**Work to be completed:**
Provide the number of lines below that include "Theme", without any other words.

Dataset excerpts
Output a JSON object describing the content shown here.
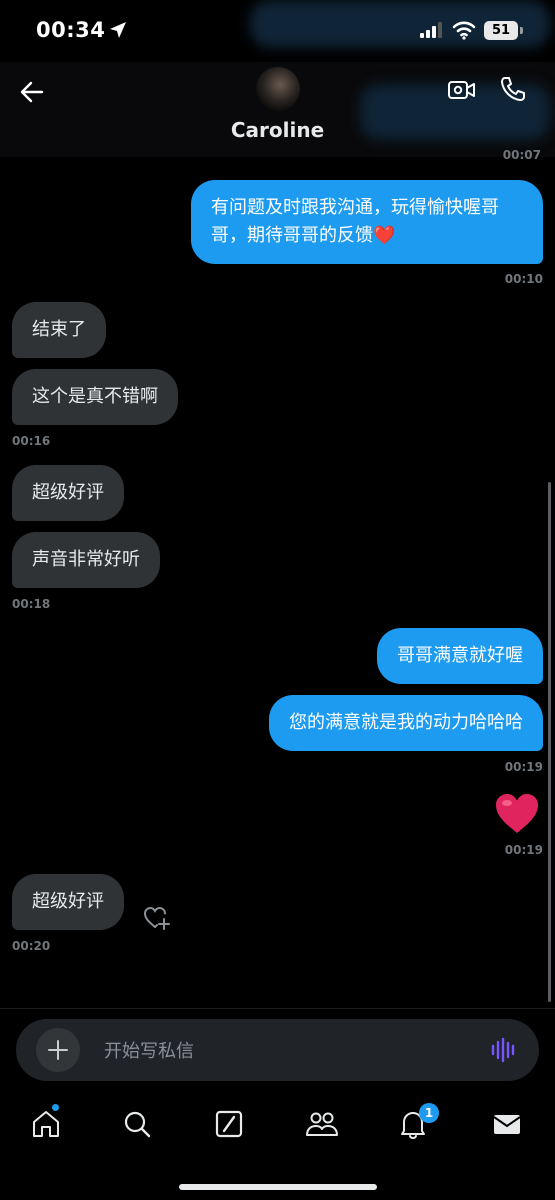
{
  "status_bar": {
    "time": "00:34",
    "battery": "51"
  },
  "header": {
    "contact_name": "Caroline",
    "partial_timestamp": "00:07",
    "icons": [
      "back-arrow-icon",
      "avatar",
      "video-call-icon",
      "phone-icon"
    ]
  },
  "messages": [
    {
      "id": "m1",
      "direction": "outgoing",
      "text": "有问题及时跟我沟通，玩得愉快喔哥哥，期待哥哥的反馈❤️",
      "timestamp": "00:10"
    },
    {
      "id": "m2",
      "direction": "incoming",
      "text": "结束了"
    },
    {
      "id": "m3",
      "direction": "incoming",
      "text": "这个是真不错啊",
      "timestamp": "00:16"
    },
    {
      "id": "m4",
      "direction": "incoming",
      "text": "超级好评"
    },
    {
      "id": "m5",
      "direction": "incoming",
      "text": "声音非常好听",
      "timestamp": "00:18"
    },
    {
      "id": "m6",
      "direction": "outgoing",
      "text": "哥哥满意就好喔"
    },
    {
      "id": "m7",
      "direction": "outgoing",
      "text": "您的满意就是我的动力哈哈哈",
      "timestamp": "00:19"
    },
    {
      "id": "m8",
      "direction": "outgoing",
      "text": "❤️",
      "timestamp": "00:19"
    },
    {
      "id": "m9",
      "direction": "incoming",
      "text": "超级好评",
      "timestamp": "00:20"
    }
  ],
  "composer": {
    "placeholder": "开始写私信"
  },
  "tab_bar": {
    "items": [
      "home-icon",
      "search-icon",
      "grok-icon",
      "communities-icon",
      "notifications-icon",
      "messages-icon"
    ],
    "notifications_badge": "1"
  },
  "colors": {
    "accent": "#1d9bf0",
    "incoming_bubble": "#2f3336",
    "background": "#000000",
    "heart": "#e0245e"
  }
}
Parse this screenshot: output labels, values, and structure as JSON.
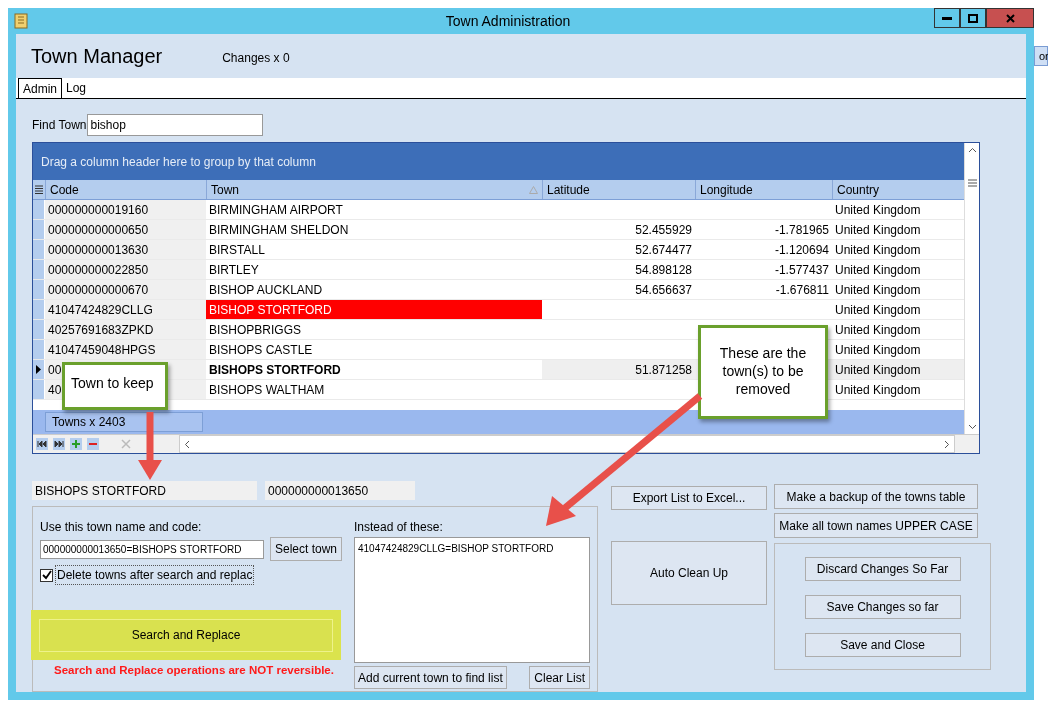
{
  "window": {
    "title": "Town Administration"
  },
  "background_button": {
    "label": "or"
  },
  "header": {
    "title": "Town Manager",
    "changes": "Changes x 0"
  },
  "tabs": [
    {
      "label": "Admin",
      "selected": true
    },
    {
      "label": "Log",
      "selected": false
    }
  ],
  "find_town": {
    "label": "Find Town",
    "value": "bishop"
  },
  "grid": {
    "group_hint": "Drag a column header here to group by that column",
    "columns": [
      {
        "label": "Code",
        "sorted": false
      },
      {
        "label": "Town",
        "sorted": true
      },
      {
        "label": "Latitude",
        "sorted": false
      },
      {
        "label": "Longitude",
        "sorted": false
      },
      {
        "label": "Country",
        "sorted": false
      }
    ],
    "rows": [
      {
        "code": "000000000019160",
        "town": "BIRMINGHAM AIRPORT",
        "latitude": "",
        "longitude": "",
        "country": "United Kingdom",
        "selected": false,
        "flagged": false
      },
      {
        "code": "000000000000650",
        "town": "BIRMINGHAM SHELDON",
        "latitude": "52.455929",
        "longitude": "-1.781965",
        "country": "United Kingdom",
        "selected": false,
        "flagged": false
      },
      {
        "code": "000000000013630",
        "town": "BIRSTALL",
        "latitude": "52.674477",
        "longitude": "-1.120694",
        "country": "United Kingdom",
        "selected": false,
        "flagged": false
      },
      {
        "code": "000000000022850",
        "town": "BIRTLEY",
        "latitude": "54.898128",
        "longitude": "-1.577437",
        "country": "United Kingdom",
        "selected": false,
        "flagged": false
      },
      {
        "code": "000000000000670",
        "town": "BISHOP AUCKLAND",
        "latitude": "54.656637",
        "longitude": "-1.676811",
        "country": "United Kingdom",
        "selected": false,
        "flagged": false
      },
      {
        "code": "41047424829CLLG",
        "town": "BISHOP STORTFORD",
        "latitude": "",
        "longitude": "",
        "country": "United Kingdom",
        "selected": false,
        "flagged": true
      },
      {
        "code": "40257691683ZPKD",
        "town": "BISHOPBRIGGS",
        "latitude": "",
        "longitude": "",
        "country": "United Kingdom",
        "selected": false,
        "flagged": false
      },
      {
        "code": "41047459048HPGS",
        "town": "BISHOPS CASTLE",
        "latitude": "",
        "longitude": "",
        "country": "United Kingdom",
        "selected": false,
        "flagged": false
      },
      {
        "code": "00",
        "town": "BISHOPS STORTFORD",
        "latitude": "51.871258",
        "longitude": "",
        "country": "United Kingdom",
        "selected": true,
        "flagged": false
      },
      {
        "code": "40",
        "town": "BISHOPS WALTHAM",
        "latitude": "",
        "longitude": "",
        "country": "United Kingdom",
        "selected": false,
        "flagged": false
      }
    ],
    "footer": "Towns x 2403"
  },
  "selected_town": {
    "name": "BISHOPS STORTFORD",
    "code": "000000000013650"
  },
  "replace": {
    "use_label": "Use this town name and code:",
    "use_value": "000000000013650=BISHOPS STORTFORD",
    "select_button": "Select town",
    "delete_option": {
      "label": "Delete towns after search and replac",
      "checked": true
    },
    "search_button": "Search and Replace",
    "warning": "Search and Replace operations are NOT reversible.",
    "instead_label": "Instead of these:",
    "instead_items": [
      "41047424829CLLG=BISHOP STORTFORD"
    ],
    "add_button": "Add current town to find list",
    "clear_button": "Clear List"
  },
  "actions": {
    "export": "Export List to Excel...",
    "backup": "Make a backup of the towns table",
    "upper": "Make all town names UPPER CASE",
    "auto_clean": "Auto Clean Up",
    "save_group": [
      "Discard Changes So Far",
      "Save Changes so far",
      "Save and Close"
    ]
  },
  "callouts": [
    {
      "text": "Town to keep"
    },
    {
      "text": "These are the town(s) to be removed"
    }
  ]
}
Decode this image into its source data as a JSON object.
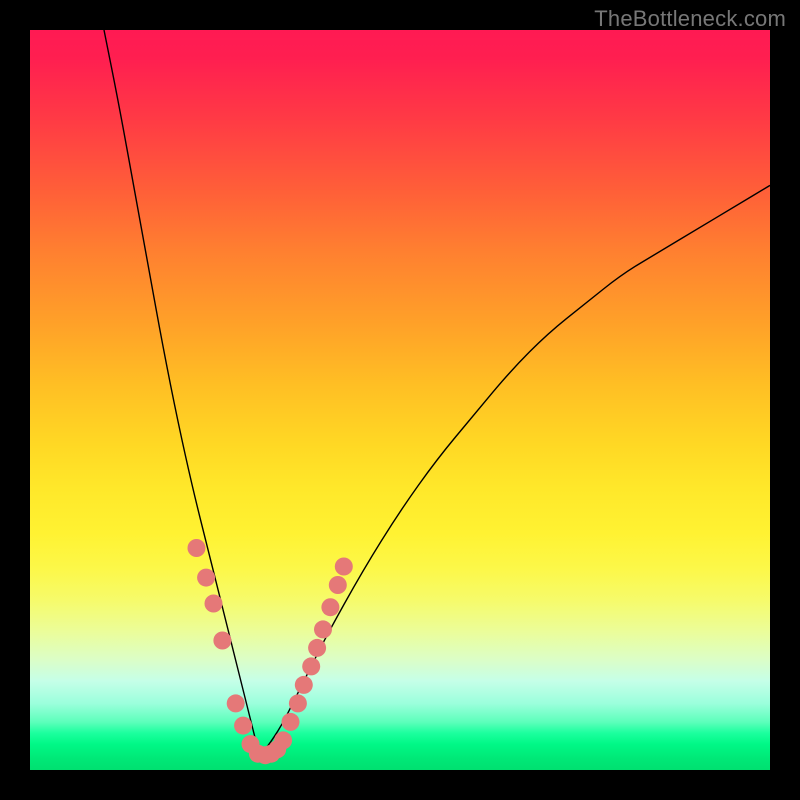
{
  "watermark": "TheBottleneck.com",
  "colors": {
    "frame_bg": "#000000",
    "curve_stroke": "#000000",
    "dot_fill": "#e57878",
    "gradient_top": "#ff1a53",
    "gradient_bottom": "#00e070"
  },
  "chart_data": {
    "type": "line",
    "title": "",
    "xlabel": "",
    "ylabel": "",
    "xlim": [
      0,
      100
    ],
    "ylim": [
      0,
      100
    ],
    "grid": false,
    "note": "V-shaped bottleneck curve. Coordinates are percentages of the plot area (x: left→right 0–100, y: 0 at bottom to 100 at top). Curve minimum near x≈31, y≈2.",
    "series": [
      {
        "name": "bottleneck-curve",
        "x": [
          10,
          12,
          14,
          16,
          18,
          20,
          22,
          24,
          26,
          28,
          30,
          31,
          32,
          34,
          36,
          38,
          40,
          45,
          50,
          55,
          60,
          65,
          70,
          75,
          80,
          85,
          90,
          95,
          100
        ],
        "y": [
          100,
          90,
          79,
          68,
          57,
          47,
          38,
          30,
          22,
          14,
          6,
          2,
          3,
          6,
          10,
          14,
          18,
          27,
          35,
          42,
          48,
          54,
          59,
          63,
          67,
          70,
          73,
          76,
          79
        ]
      }
    ],
    "highlight_points": {
      "name": "pink-dots",
      "note": "Clusters of salmon dots near the valley on both sides and along the flat bottom.",
      "x": [
        22.5,
        23.8,
        24.8,
        26.0,
        27.8,
        28.8,
        29.8,
        30.8,
        31.8,
        32.6,
        33.4,
        34.2,
        35.2,
        36.2,
        37.0,
        38.0,
        38.8,
        39.6,
        40.6,
        41.6,
        42.4
      ],
      "y": [
        30.0,
        26.0,
        22.5,
        17.5,
        9.0,
        6.0,
        3.5,
        2.2,
        2.0,
        2.2,
        2.8,
        4.0,
        6.5,
        9.0,
        11.5,
        14.0,
        16.5,
        19.0,
        22.0,
        25.0,
        27.5
      ]
    }
  }
}
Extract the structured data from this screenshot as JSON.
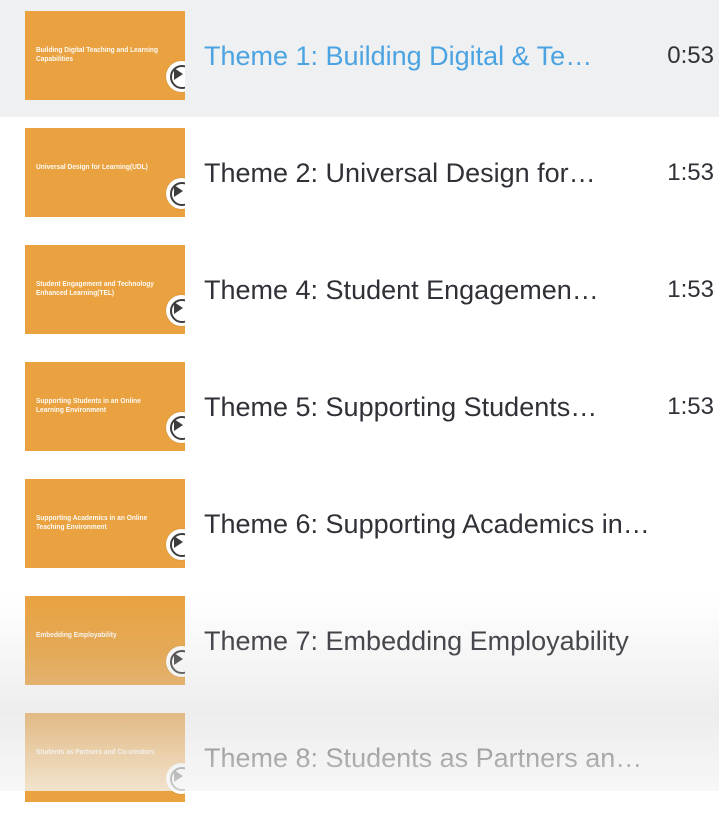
{
  "playlist": {
    "items": [
      {
        "thumb_text": "Building Digital Teaching and Learning Capabilities",
        "title": "Theme 1: Building Digital & Te…",
        "duration": "0:53",
        "active": true
      },
      {
        "thumb_text": "Universal Design for Learning(UDL)",
        "title": "Theme 2: Universal Design for…",
        "duration": "1:53",
        "active": false
      },
      {
        "thumb_text": "Student Engagement and Technology Enhanced Learning(TEL)",
        "title": "Theme 4: Student Engagemen…",
        "duration": "1:53",
        "active": false
      },
      {
        "thumb_text": "Supporting Students in an Online Learning Environment",
        "title": "Theme 5: Supporting Students…",
        "duration": "1:53",
        "active": false
      },
      {
        "thumb_text": "Supporting Academics in an Online Teaching Environment",
        "title": "Theme 6: Supporting Academics in…",
        "duration": "",
        "active": false
      },
      {
        "thumb_text": "Embedding Employability",
        "title": "Theme 7: Embedding Employability",
        "duration": "",
        "active": false
      },
      {
        "thumb_text": "Students as Partners and Co-creators",
        "title": "Theme 8: Students as Partners an…",
        "duration": "",
        "active": false
      }
    ]
  },
  "colors": {
    "active_title": "#4ba3e1",
    "text": "#2f3137",
    "thumbnail": "#e9a23f",
    "active_row_bg": "#eef0f2"
  }
}
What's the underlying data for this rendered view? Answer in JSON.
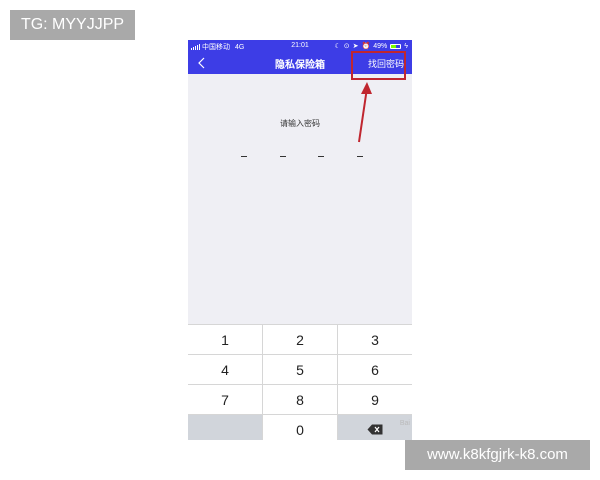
{
  "overlays": {
    "tg_label": "TG: MYYJJPP",
    "watermark": "www.k8kfgjrk-k8.com"
  },
  "status_bar": {
    "carrier": "中国移动",
    "network": "4G",
    "time": "21:01",
    "battery": "49%",
    "battery_level": 0.49
  },
  "nav": {
    "title": "隐私保险箱",
    "recover_label": "找回密码"
  },
  "pin": {
    "prompt": "请输入密码",
    "slots": 4
  },
  "keypad": {
    "keys": [
      "1",
      "2",
      "3",
      "4",
      "5",
      "6",
      "7",
      "8",
      "9",
      "",
      "0",
      ""
    ],
    "baidu_text": "Bai"
  },
  "colors": {
    "header": "#3d3de6",
    "annotation": "#c0262f",
    "background": "#efeff4"
  }
}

**Output for this task:**
7